#### Material for the task

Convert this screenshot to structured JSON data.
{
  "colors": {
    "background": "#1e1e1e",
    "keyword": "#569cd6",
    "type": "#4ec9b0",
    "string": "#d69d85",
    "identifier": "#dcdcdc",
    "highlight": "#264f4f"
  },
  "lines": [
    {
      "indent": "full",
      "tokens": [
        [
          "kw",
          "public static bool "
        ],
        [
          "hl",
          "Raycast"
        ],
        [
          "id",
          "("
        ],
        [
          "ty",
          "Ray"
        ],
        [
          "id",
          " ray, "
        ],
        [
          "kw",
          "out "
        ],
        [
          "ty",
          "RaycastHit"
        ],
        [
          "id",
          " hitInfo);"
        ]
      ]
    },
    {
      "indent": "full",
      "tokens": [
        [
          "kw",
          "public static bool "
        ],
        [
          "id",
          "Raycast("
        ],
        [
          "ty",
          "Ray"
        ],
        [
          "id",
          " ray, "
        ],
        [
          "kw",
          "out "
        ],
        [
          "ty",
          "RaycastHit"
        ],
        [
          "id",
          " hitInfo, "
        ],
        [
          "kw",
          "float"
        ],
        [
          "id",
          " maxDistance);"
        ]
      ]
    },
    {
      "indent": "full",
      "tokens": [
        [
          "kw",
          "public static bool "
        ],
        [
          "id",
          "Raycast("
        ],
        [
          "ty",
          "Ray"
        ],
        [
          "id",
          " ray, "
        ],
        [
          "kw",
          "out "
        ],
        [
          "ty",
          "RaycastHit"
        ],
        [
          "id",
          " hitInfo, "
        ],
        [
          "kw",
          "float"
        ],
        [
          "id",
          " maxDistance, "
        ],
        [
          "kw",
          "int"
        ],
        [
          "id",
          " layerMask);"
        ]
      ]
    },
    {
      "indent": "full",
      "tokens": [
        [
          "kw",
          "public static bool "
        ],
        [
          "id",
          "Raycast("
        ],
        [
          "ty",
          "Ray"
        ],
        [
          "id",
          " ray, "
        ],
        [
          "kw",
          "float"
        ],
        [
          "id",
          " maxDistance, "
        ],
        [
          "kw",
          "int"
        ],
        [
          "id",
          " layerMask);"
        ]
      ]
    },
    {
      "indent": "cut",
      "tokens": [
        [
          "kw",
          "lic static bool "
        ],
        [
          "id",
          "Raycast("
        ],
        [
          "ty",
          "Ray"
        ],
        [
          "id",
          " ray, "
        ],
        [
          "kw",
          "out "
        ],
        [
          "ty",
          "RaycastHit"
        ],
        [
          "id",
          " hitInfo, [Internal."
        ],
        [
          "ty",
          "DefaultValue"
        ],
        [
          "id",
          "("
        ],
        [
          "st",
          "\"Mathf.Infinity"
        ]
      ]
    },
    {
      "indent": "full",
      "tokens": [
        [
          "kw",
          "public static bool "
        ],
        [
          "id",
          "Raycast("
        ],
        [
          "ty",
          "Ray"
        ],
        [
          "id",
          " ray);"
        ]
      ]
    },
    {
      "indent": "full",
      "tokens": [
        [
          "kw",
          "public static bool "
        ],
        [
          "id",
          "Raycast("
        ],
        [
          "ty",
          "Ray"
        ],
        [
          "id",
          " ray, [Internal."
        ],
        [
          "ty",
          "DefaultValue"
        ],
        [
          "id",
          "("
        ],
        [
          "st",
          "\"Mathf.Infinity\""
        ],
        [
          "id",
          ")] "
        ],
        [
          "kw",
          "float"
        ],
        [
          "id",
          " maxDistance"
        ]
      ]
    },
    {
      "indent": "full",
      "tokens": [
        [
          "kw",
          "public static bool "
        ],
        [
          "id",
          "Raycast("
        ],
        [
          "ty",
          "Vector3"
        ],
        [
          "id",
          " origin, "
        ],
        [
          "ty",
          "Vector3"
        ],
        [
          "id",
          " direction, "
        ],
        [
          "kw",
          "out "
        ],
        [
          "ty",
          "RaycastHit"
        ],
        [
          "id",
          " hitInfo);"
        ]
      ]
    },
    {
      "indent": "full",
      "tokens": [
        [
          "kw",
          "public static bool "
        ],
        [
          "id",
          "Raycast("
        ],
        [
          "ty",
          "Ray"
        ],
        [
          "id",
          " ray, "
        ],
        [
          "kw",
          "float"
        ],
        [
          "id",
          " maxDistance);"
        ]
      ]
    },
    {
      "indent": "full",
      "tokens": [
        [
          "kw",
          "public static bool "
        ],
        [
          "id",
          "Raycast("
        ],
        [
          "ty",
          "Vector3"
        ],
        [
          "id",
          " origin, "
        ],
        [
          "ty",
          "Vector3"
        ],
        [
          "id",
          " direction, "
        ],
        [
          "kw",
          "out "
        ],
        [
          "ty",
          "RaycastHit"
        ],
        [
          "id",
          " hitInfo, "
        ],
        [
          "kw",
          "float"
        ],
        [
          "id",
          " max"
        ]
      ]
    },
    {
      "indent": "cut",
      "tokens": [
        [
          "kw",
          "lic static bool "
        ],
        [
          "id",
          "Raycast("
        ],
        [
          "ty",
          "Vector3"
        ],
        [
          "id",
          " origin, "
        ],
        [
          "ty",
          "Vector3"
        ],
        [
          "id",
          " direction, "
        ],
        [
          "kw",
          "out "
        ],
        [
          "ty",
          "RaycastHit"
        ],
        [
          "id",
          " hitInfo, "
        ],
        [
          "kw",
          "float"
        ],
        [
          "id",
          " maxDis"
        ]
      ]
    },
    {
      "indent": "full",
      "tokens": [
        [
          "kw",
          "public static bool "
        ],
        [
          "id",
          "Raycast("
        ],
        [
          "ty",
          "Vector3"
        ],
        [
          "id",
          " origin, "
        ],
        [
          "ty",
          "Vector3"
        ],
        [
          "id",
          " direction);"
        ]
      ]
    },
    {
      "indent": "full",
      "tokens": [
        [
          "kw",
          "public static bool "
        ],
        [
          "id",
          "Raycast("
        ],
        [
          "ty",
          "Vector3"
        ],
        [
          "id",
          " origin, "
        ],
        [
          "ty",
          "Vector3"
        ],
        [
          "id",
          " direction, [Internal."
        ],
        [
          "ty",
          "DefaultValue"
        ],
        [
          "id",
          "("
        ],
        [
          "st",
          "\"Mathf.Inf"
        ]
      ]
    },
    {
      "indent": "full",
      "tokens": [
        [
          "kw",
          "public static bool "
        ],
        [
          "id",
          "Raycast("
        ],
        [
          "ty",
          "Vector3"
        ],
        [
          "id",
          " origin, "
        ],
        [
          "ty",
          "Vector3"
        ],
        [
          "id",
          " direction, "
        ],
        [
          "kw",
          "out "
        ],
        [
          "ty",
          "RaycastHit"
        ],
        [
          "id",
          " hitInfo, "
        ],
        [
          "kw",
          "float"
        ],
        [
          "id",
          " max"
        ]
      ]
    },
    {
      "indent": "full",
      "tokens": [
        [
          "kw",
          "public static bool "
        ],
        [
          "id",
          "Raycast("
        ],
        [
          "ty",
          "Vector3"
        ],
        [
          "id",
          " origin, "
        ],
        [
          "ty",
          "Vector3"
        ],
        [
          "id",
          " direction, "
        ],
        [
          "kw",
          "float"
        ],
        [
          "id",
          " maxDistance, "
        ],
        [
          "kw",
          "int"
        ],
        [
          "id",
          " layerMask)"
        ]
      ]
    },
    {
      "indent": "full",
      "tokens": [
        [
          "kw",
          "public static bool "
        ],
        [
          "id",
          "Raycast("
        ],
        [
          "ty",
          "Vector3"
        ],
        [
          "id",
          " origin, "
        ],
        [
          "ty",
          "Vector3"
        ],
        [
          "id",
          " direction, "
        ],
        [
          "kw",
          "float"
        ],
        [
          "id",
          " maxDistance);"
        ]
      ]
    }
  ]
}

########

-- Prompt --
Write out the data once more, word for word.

-- Answer to this problem --
Convert this screenshot to structured JSON data.
{
  "colors": {
    "background": "#1e1e1e",
    "keyword": "#569cd6",
    "type": "#4ec9b0",
    "string": "#d69d85",
    "identifier": "#dcdcdc",
    "highlight": "#264f4f"
  },
  "lines": [
    {
      "indent": "full",
      "tokens": [
        [
          "kw",
          "public static bool "
        ],
        [
          "hl",
          "Raycast"
        ],
        [
          "id",
          "("
        ],
        [
          "ty",
          "Ray"
        ],
        [
          "id",
          " ray, "
        ],
        [
          "kw",
          "out "
        ],
        [
          "ty",
          "RaycastHit"
        ],
        [
          "id",
          " hitInfo);"
        ]
      ]
    },
    {
      "indent": "full",
      "tokens": [
        [
          "kw",
          "public static bool "
        ],
        [
          "id",
          "Raycast("
        ],
        [
          "ty",
          "Ray"
        ],
        [
          "id",
          " ray, "
        ],
        [
          "kw",
          "out "
        ],
        [
          "ty",
          "RaycastHit"
        ],
        [
          "id",
          " hitInfo, "
        ],
        [
          "kw",
          "float"
        ],
        [
          "id",
          " maxDistance);"
        ]
      ]
    },
    {
      "indent": "full",
      "tokens": [
        [
          "kw",
          "public static bool "
        ],
        [
          "id",
          "Raycast("
        ],
        [
          "ty",
          "Ray"
        ],
        [
          "id",
          " ray, "
        ],
        [
          "kw",
          "out "
        ],
        [
          "ty",
          "RaycastHit"
        ],
        [
          "id",
          " hitInfo, "
        ],
        [
          "kw",
          "float"
        ],
        [
          "id",
          " maxDistance, "
        ],
        [
          "kw",
          "int"
        ],
        [
          "id",
          " layerMask);"
        ]
      ]
    },
    {
      "indent": "full",
      "tokens": [
        [
          "kw",
          "public static bool "
        ],
        [
          "id",
          "Raycast("
        ],
        [
          "ty",
          "Ray"
        ],
        [
          "id",
          " ray, "
        ],
        [
          "kw",
          "float"
        ],
        [
          "id",
          " maxDistance, "
        ],
        [
          "kw",
          "int"
        ],
        [
          "id",
          " layerMask);"
        ]
      ]
    },
    {
      "indent": "cut",
      "tokens": [
        [
          "kw",
          "lic static bool "
        ],
        [
          "id",
          "Raycast("
        ],
        [
          "ty",
          "Ray"
        ],
        [
          "id",
          " ray, "
        ],
        [
          "kw",
          "out "
        ],
        [
          "ty",
          "RaycastHit"
        ],
        [
          "id",
          " hitInfo, [Internal."
        ],
        [
          "ty",
          "DefaultValue"
        ],
        [
          "id",
          "("
        ],
        [
          "st",
          "\"Mathf.Infinity"
        ]
      ]
    },
    {
      "indent": "full",
      "tokens": [
        [
          "kw",
          "public static bool "
        ],
        [
          "id",
          "Raycast("
        ],
        [
          "ty",
          "Ray"
        ],
        [
          "id",
          " ray);"
        ]
      ]
    },
    {
      "indent": "full",
      "tokens": [
        [
          "kw",
          "public static bool "
        ],
        [
          "id",
          "Raycast("
        ],
        [
          "ty",
          "Ray"
        ],
        [
          "id",
          " ray, [Internal."
        ],
        [
          "ty",
          "DefaultValue"
        ],
        [
          "id",
          "("
        ],
        [
          "st",
          "\"Mathf.Infinity\""
        ],
        [
          "id",
          ")] "
        ],
        [
          "kw",
          "float"
        ],
        [
          "id",
          " maxDistance"
        ]
      ]
    },
    {
      "indent": "full",
      "tokens": [
        [
          "kw",
          "public static bool "
        ],
        [
          "id",
          "Raycast("
        ],
        [
          "ty",
          "Vector3"
        ],
        [
          "id",
          " origin, "
        ],
        [
          "ty",
          "Vector3"
        ],
        [
          "id",
          " direction, "
        ],
        [
          "kw",
          "out "
        ],
        [
          "ty",
          "RaycastHit"
        ],
        [
          "id",
          " hitInfo);"
        ]
      ]
    },
    {
      "indent": "full",
      "tokens": [
        [
          "kw",
          "public static bool "
        ],
        [
          "id",
          "Raycast("
        ],
        [
          "ty",
          "Ray"
        ],
        [
          "id",
          " ray, "
        ],
        [
          "kw",
          "float"
        ],
        [
          "id",
          " maxDistance);"
        ]
      ]
    },
    {
      "indent": "full",
      "tokens": [
        [
          "kw",
          "public static bool "
        ],
        [
          "id",
          "Raycast("
        ],
        [
          "ty",
          "Vector3"
        ],
        [
          "id",
          " origin, "
        ],
        [
          "ty",
          "Vector3"
        ],
        [
          "id",
          " direction, "
        ],
        [
          "kw",
          "out "
        ],
        [
          "ty",
          "RaycastHit"
        ],
        [
          "id",
          " hitInfo, "
        ],
        [
          "kw",
          "float"
        ],
        [
          "id",
          " max"
        ]
      ]
    },
    {
      "indent": "cut",
      "tokens": [
        [
          "kw",
          "lic static bool "
        ],
        [
          "id",
          "Raycast("
        ],
        [
          "ty",
          "Vector3"
        ],
        [
          "id",
          " origin, "
        ],
        [
          "ty",
          "Vector3"
        ],
        [
          "id",
          " direction, "
        ],
        [
          "kw",
          "out "
        ],
        [
          "ty",
          "RaycastHit"
        ],
        [
          "id",
          " hitInfo, "
        ],
        [
          "kw",
          "float"
        ],
        [
          "id",
          " maxDis"
        ]
      ]
    },
    {
      "indent": "full",
      "tokens": [
        [
          "kw",
          "public static bool "
        ],
        [
          "id",
          "Raycast("
        ],
        [
          "ty",
          "Vector3"
        ],
        [
          "id",
          " origin, "
        ],
        [
          "ty",
          "Vector3"
        ],
        [
          "id",
          " direction);"
        ]
      ]
    },
    {
      "indent": "full",
      "tokens": [
        [
          "kw",
          "public static bool "
        ],
        [
          "id",
          "Raycast("
        ],
        [
          "ty",
          "Vector3"
        ],
        [
          "id",
          " origin, "
        ],
        [
          "ty",
          "Vector3"
        ],
        [
          "id",
          " direction, [Internal."
        ],
        [
          "ty",
          "DefaultValue"
        ],
        [
          "id",
          "("
        ],
        [
          "st",
          "\"Mathf.Inf"
        ]
      ]
    },
    {
      "indent": "full",
      "tokens": [
        [
          "kw",
          "public static bool "
        ],
        [
          "id",
          "Raycast("
        ],
        [
          "ty",
          "Vector3"
        ],
        [
          "id",
          " origin, "
        ],
        [
          "ty",
          "Vector3"
        ],
        [
          "id",
          " direction, "
        ],
        [
          "kw",
          "out "
        ],
        [
          "ty",
          "RaycastHit"
        ],
        [
          "id",
          " hitInfo, "
        ],
        [
          "kw",
          "float"
        ],
        [
          "id",
          " max"
        ]
      ]
    },
    {
      "indent": "full",
      "tokens": [
        [
          "kw",
          "public static bool "
        ],
        [
          "id",
          "Raycast("
        ],
        [
          "ty",
          "Vector3"
        ],
        [
          "id",
          " origin, "
        ],
        [
          "ty",
          "Vector3"
        ],
        [
          "id",
          " direction, "
        ],
        [
          "kw",
          "float"
        ],
        [
          "id",
          " maxDistance, "
        ],
        [
          "kw",
          "int"
        ],
        [
          "id",
          " layerMask)"
        ]
      ]
    },
    {
      "indent": "full",
      "tokens": [
        [
          "kw",
          "public static bool "
        ],
        [
          "id",
          "Raycast("
        ],
        [
          "ty",
          "Vector3"
        ],
        [
          "id",
          " origin, "
        ],
        [
          "ty",
          "Vector3"
        ],
        [
          "id",
          " direction, "
        ],
        [
          "kw",
          "float"
        ],
        [
          "id",
          " maxDistance);"
        ]
      ]
    }
  ]
}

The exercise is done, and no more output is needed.